(DATA EXTRACT Opens)

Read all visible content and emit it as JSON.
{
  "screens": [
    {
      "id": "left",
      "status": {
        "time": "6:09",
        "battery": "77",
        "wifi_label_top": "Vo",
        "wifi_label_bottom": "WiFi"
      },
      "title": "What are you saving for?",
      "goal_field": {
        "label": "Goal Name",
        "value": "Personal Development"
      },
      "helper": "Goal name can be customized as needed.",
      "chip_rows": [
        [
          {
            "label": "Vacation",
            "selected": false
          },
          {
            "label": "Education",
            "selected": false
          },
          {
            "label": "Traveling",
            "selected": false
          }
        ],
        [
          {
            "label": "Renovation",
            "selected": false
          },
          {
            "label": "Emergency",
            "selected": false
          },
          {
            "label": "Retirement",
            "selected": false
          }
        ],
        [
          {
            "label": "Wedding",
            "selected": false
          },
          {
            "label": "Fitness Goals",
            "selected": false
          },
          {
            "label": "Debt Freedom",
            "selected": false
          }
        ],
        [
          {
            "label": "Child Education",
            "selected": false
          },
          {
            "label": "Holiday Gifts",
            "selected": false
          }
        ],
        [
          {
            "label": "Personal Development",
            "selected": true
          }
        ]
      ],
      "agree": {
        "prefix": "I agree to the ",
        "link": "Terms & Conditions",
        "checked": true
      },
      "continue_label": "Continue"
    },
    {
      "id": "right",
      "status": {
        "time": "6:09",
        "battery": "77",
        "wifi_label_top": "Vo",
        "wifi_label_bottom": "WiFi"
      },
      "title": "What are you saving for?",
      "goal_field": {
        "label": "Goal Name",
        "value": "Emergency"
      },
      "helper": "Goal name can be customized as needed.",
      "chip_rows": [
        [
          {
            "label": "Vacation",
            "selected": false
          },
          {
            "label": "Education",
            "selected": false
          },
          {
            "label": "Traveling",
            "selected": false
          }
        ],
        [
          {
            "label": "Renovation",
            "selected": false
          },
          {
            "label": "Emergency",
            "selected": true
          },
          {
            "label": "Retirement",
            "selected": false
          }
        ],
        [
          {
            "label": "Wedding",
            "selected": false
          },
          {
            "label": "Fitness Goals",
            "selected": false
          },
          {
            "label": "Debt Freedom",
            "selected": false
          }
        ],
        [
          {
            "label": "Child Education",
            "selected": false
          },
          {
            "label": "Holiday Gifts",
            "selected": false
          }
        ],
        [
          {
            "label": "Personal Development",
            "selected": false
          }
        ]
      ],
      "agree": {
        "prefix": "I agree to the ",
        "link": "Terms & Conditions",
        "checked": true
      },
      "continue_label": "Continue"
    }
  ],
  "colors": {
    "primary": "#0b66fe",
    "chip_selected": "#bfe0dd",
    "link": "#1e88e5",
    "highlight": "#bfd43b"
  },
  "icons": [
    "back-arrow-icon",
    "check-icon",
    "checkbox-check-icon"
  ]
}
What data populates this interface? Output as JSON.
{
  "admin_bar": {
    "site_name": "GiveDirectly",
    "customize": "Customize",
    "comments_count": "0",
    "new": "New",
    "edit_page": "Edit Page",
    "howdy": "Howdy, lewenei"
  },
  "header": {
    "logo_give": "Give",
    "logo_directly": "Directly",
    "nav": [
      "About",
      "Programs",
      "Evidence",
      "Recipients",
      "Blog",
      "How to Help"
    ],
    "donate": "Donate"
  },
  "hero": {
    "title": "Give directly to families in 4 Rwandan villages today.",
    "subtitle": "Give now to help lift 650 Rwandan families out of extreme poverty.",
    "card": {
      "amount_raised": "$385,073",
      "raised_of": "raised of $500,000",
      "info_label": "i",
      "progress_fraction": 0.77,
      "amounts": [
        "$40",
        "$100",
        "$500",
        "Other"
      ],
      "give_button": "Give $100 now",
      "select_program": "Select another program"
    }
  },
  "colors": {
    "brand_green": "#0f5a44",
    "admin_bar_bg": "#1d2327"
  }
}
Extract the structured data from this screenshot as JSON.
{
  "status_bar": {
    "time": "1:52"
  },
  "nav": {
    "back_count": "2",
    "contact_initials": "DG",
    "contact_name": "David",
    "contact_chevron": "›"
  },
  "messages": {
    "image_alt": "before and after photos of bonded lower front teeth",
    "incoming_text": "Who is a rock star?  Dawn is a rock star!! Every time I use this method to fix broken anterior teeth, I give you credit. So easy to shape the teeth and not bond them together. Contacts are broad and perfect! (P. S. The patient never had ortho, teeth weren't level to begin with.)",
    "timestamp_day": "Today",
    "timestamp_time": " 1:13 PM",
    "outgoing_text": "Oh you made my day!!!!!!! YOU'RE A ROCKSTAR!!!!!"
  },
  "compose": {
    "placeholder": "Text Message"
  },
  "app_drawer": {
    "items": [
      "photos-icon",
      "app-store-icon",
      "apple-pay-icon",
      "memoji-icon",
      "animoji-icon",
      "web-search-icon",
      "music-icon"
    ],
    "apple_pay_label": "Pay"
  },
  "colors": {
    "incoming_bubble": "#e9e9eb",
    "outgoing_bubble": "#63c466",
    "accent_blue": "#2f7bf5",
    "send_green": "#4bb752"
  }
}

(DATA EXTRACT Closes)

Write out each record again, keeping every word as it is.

* _EXERCISE RESPONSE_
Read all visible content and emit it as JSON.
{
  "screens": [
    {
      "id": "left",
      "status": {
        "time": "6:09",
        "battery": "77",
        "wifi_label_top": "Vo",
        "wifi_label_bottom": "WiFi"
      },
      "title": "What are you saving for?",
      "goal_field": {
        "label": "Goal Name",
        "value": "Personal Development"
      },
      "helper": "Goal name can be customized as needed.",
      "chip_rows": [
        [
          {
            "label": "Vacation",
            "selected": false
          },
          {
            "label": "Education",
            "selected": false
          },
          {
            "label": "Traveling",
            "selected": false
          }
        ],
        [
          {
            "label": "Renovation",
            "selected": false
          },
          {
            "label": "Emergency",
            "selected": false
          },
          {
            "label": "Retirement",
            "selected": false
          }
        ],
        [
          {
            "label": "Wedding",
            "selected": false
          },
          {
            "label": "Fitness Goals",
            "selected": false
          },
          {
            "label": "Debt Freedom",
            "selected": false
          }
        ],
        [
          {
            "label": "Child Education",
            "selected": false
          },
          {
            "label": "Holiday Gifts",
            "selected": false
          }
        ],
        [
          {
            "label": "Personal Development",
            "selected": true
          }
        ]
      ],
      "agree": {
        "prefix": "I agree to the ",
        "link": "Terms & Conditions",
        "checked": true
      },
      "continue_label": "Continue"
    },
    {
      "id": "right",
      "status": {
        "time": "6:09",
        "battery": "77",
        "wifi_label_top": "Vo",
        "wifi_label_bottom": "WiFi"
      },
      "title": "What are you saving for?",
      "goal_field": {
        "label": "Goal Name",
        "value": "Emergency"
      },
      "helper": "Goal name can be customized as needed.",
      "chip_rows": [
        [
          {
            "label": "Vacation",
            "selected": false
          },
          {
            "label": "Education",
            "selected": false
          },
          {
            "label": "Traveling",
            "selected": false
          }
        ],
        [
          {
            "label": "Renovation",
            "selected": false
          },
          {
            "label": "Emergency",
            "selected": true
          },
          {
            "label": "Retirement",
            "selected": false
          }
        ],
        [
          {
            "label": "Wedding",
            "selected": false
          },
          {
            "label": "Fitness Goals",
            "selected": false
          },
          {
            "label": "Debt Freedom",
            "selected": false
          }
        ],
        [
          {
            "label": "Child Education",
            "selected": false
          },
          {
            "label": "Holiday Gifts",
            "selected": false
          }
        ],
        [
          {
            "label": "Personal Development",
            "selected": false
          }
        ]
      ],
      "agree": {
        "prefix": "I agree to the ",
        "link": "Terms & Conditions",
        "checked": true
      },
      "continue_label": "Continue"
    }
  ],
  "colors": {
    "primary": "#0b66fe",
    "chip_selected": "#bfe0dd",
    "link": "#1e88e5",
    "highlight": "#bfd43b"
  },
  "icons": [
    "back-arrow-icon",
    "check-icon",
    "checkbox-check-icon"
  ]
}
What data populates this interface? Output as JSON.
{
  "admin_bar": {
    "site_name": "GiveDirectly",
    "customize": "Customize",
    "comments_count": "0",
    "new": "New",
    "edit_page": "Edit Page",
    "howdy": "Howdy, lewenei"
  },
  "header": {
    "logo_give": "Give",
    "logo_directly": "Directly",
    "nav": [
      "About",
      "Programs",
      "Evidence",
      "Recipients",
      "Blog",
      "How to Help"
    ],
    "donate": "Donate"
  },
  "hero": {
    "title": "Give directly to families in 4 Rwandan villages today.",
    "subtitle": "Give now to help lift 650 Rwandan families out of extreme poverty.",
    "card": {
      "amount_raised": "$385,073",
      "raised_of": "raised of $500,000",
      "info_label": "i",
      "progress_fraction": 0.77,
      "amounts": [
        "$40",
        "$100",
        "$500",
        "Other"
      ],
      "give_button": "Give $100 now",
      "select_program": "Select another program"
    }
  },
  "colors": {
    "brand_green": "#0f5a44",
    "admin_bar_bg": "#1d2327"
  }
}
Extract the structured data from this screenshot as JSON.
{
  "status_bar": {
    "time": "1:52"
  },
  "nav": {
    "back_count": "2",
    "contact_initials": "DG",
    "contact_name": "David",
    "contact_chevron": "›"
  },
  "messages": {
    "image_alt": "before and after photos of bonded lower front teeth",
    "incoming_text": "Who is a rock star?  Dawn is a rock star!! Every time I use this method to fix broken anterior teeth, I give you credit. So easy to shape the teeth and not bond them together. Contacts are broad and perfect! (P. S. The patient never had ortho, teeth weren't level to begin with.)",
    "timestamp_day": "Today",
    "timestamp_time": " 1:13 PM",
    "outgoing_text": "Oh you made my day!!!!!!! YOU'RE A ROCKSTAR!!!!!"
  },
  "compose": {
    "placeholder": "Text Message"
  },
  "app_drawer": {
    "items": [
      "photos-icon",
      "app-store-icon",
      "apple-pay-icon",
      "memoji-icon",
      "animoji-icon",
      "web-search-icon",
      "music-icon"
    ],
    "apple_pay_label": "Pay"
  },
  "colors": {
    "incoming_bubble": "#e9e9eb",
    "outgoing_bubble": "#63c466",
    "accent_blue": "#2f7bf5",
    "send_green": "#4bb752"
  }
}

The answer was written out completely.